▶ **TASK REQUIREMENTS**: Could you copy every line of the data that contains the word "have"?

▶ **Interface dataset entries**:
·····

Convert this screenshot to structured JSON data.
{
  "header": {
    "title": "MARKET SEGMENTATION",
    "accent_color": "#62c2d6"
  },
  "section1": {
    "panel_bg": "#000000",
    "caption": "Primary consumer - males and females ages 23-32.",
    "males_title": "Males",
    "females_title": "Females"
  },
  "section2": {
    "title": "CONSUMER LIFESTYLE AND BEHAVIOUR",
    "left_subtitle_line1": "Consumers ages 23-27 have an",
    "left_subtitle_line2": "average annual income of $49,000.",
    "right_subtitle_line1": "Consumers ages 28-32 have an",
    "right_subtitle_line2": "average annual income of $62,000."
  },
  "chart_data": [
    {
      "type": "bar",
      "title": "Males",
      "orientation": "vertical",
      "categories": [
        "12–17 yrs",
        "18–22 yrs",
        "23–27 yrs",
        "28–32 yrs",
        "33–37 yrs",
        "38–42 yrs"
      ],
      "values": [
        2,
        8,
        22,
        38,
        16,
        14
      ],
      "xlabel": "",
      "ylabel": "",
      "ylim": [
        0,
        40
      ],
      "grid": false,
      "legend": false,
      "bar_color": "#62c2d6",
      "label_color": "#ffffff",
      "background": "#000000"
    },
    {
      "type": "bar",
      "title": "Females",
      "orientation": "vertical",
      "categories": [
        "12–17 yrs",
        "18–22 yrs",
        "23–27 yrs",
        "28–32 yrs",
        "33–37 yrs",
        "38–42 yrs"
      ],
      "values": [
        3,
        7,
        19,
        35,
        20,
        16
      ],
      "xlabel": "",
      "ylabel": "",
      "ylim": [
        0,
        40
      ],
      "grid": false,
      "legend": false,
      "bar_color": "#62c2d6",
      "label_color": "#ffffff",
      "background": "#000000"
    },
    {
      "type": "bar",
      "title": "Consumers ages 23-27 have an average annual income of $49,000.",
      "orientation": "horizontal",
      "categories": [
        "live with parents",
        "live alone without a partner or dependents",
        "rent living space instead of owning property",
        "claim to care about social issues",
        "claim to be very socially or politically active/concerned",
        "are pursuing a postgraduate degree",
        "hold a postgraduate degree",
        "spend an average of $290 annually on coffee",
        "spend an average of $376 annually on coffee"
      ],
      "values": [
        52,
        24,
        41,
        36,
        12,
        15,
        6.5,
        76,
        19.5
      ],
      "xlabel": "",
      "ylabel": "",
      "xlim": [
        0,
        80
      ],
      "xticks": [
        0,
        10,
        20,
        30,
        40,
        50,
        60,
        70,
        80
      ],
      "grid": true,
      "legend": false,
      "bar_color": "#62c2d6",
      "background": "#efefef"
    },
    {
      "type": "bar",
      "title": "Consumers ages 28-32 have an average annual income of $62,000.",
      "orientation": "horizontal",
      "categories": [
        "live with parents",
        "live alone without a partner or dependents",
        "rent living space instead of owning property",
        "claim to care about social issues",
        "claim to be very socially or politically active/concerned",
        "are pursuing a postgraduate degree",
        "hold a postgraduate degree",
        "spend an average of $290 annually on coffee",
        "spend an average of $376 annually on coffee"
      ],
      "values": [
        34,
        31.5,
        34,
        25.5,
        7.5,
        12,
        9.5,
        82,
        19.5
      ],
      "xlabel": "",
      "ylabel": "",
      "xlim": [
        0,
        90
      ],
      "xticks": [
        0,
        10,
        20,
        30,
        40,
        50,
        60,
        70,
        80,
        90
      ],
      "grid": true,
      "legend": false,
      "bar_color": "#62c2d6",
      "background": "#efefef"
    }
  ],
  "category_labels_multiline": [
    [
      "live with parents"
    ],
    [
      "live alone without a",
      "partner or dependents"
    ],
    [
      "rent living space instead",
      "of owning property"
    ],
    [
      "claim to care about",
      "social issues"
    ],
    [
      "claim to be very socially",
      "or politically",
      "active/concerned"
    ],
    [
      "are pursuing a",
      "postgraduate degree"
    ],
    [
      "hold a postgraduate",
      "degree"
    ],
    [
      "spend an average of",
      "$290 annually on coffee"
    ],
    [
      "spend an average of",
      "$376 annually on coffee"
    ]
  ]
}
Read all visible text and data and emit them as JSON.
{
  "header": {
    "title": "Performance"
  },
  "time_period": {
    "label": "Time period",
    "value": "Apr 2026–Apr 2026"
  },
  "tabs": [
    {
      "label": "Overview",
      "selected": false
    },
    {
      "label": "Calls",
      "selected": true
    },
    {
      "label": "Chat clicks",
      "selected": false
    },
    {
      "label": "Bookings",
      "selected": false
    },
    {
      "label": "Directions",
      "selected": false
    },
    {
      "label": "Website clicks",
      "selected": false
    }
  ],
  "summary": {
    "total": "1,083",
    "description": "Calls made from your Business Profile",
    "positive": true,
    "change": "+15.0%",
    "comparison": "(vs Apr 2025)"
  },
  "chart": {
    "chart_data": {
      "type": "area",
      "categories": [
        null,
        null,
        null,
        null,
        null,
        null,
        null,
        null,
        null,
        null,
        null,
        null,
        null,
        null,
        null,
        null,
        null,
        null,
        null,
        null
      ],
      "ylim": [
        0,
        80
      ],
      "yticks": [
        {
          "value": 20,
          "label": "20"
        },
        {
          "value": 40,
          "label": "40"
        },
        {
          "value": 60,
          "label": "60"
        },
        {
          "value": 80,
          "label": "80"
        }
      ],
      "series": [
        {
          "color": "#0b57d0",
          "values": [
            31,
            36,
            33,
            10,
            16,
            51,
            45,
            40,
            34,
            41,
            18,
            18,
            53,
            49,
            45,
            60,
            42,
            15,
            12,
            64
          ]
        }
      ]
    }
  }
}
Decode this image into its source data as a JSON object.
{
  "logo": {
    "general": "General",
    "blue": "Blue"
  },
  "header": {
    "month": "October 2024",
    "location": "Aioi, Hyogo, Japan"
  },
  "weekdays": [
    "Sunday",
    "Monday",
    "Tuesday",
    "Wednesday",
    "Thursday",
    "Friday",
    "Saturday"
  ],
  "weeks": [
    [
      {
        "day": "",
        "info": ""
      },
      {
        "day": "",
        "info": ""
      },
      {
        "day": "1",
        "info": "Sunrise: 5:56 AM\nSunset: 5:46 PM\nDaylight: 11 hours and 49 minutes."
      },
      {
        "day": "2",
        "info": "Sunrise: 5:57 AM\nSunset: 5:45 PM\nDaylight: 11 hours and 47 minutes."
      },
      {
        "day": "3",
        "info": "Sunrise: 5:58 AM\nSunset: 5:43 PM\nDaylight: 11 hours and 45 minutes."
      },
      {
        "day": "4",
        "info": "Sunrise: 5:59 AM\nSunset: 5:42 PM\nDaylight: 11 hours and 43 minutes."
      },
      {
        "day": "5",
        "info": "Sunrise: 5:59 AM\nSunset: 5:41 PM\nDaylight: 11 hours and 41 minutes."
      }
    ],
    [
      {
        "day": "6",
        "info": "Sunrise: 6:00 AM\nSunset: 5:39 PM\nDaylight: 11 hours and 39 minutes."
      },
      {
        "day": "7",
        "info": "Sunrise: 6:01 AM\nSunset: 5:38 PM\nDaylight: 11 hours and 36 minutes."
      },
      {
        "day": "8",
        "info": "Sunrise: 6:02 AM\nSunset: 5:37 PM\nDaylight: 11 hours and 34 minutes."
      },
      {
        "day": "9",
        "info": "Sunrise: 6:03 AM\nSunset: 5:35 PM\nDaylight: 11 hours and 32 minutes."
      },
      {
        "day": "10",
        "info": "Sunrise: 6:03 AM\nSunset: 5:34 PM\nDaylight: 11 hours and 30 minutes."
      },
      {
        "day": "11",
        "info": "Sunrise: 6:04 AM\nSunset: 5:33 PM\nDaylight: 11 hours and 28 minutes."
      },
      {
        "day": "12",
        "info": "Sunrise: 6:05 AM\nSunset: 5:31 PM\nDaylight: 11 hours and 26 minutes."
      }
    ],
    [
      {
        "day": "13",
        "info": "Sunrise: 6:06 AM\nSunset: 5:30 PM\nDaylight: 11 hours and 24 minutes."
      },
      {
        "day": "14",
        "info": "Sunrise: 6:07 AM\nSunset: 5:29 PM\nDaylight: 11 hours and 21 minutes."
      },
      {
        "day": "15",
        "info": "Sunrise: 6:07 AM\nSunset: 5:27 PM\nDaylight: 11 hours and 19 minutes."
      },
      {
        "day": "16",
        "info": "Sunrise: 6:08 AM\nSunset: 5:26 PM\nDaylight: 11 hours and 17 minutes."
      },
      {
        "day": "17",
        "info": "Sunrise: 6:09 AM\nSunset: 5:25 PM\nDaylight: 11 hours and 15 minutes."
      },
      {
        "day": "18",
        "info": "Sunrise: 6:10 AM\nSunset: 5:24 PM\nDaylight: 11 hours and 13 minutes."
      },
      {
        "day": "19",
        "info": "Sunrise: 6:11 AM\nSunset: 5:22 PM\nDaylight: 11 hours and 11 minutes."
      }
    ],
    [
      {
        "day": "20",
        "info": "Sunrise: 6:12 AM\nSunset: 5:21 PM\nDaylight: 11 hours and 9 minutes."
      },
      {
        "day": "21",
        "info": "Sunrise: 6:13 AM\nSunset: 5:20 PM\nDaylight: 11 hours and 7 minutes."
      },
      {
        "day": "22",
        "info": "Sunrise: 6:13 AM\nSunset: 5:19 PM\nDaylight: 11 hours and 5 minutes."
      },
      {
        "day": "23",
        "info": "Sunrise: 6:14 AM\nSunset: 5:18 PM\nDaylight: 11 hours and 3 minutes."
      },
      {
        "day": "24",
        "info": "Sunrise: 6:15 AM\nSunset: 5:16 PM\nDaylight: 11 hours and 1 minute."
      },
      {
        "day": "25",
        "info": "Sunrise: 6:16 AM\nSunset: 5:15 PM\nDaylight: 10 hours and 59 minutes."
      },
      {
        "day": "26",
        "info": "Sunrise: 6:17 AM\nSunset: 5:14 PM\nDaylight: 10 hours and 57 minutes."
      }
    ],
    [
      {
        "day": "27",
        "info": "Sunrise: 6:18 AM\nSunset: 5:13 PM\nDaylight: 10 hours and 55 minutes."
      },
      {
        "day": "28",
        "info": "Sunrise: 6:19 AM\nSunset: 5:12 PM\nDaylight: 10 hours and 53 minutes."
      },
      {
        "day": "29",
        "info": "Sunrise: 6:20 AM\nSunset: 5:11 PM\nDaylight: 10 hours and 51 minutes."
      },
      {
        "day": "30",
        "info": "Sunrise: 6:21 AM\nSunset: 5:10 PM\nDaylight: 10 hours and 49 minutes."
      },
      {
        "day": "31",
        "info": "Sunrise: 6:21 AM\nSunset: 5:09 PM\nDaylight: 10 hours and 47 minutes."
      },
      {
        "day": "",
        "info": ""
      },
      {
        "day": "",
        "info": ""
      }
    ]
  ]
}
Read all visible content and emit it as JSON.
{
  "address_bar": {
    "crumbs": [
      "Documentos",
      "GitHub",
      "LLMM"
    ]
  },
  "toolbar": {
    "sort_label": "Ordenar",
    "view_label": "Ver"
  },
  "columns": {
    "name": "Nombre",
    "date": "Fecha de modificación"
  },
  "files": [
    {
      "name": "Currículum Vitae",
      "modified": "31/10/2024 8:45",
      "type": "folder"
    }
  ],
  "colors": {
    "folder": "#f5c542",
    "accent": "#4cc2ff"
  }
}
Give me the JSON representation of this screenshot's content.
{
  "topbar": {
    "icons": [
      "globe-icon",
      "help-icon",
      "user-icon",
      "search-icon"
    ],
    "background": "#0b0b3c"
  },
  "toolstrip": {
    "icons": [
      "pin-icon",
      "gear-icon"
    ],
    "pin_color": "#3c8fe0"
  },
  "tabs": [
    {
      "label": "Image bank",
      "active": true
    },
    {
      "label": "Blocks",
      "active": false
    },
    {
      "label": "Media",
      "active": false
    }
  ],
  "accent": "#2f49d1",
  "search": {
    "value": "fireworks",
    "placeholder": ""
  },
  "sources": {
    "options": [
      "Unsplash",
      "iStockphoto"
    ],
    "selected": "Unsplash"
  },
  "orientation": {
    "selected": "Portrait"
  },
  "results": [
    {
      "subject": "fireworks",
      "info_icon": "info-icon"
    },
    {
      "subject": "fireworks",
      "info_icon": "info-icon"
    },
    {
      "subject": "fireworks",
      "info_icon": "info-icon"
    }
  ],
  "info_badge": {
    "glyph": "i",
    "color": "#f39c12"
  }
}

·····

▶ **FINAL ANSWER**:
    "left_subtitle_line1": "Consumers ages 23-27 have an",
    "right_subtitle_line1": "Consumers ages 28-32 have an",
      "title": "Consumers ages 23-27 have an average annual income of $49,000.",
      "title": "Consumers ages 28-32 have an average annual income of $62,000.",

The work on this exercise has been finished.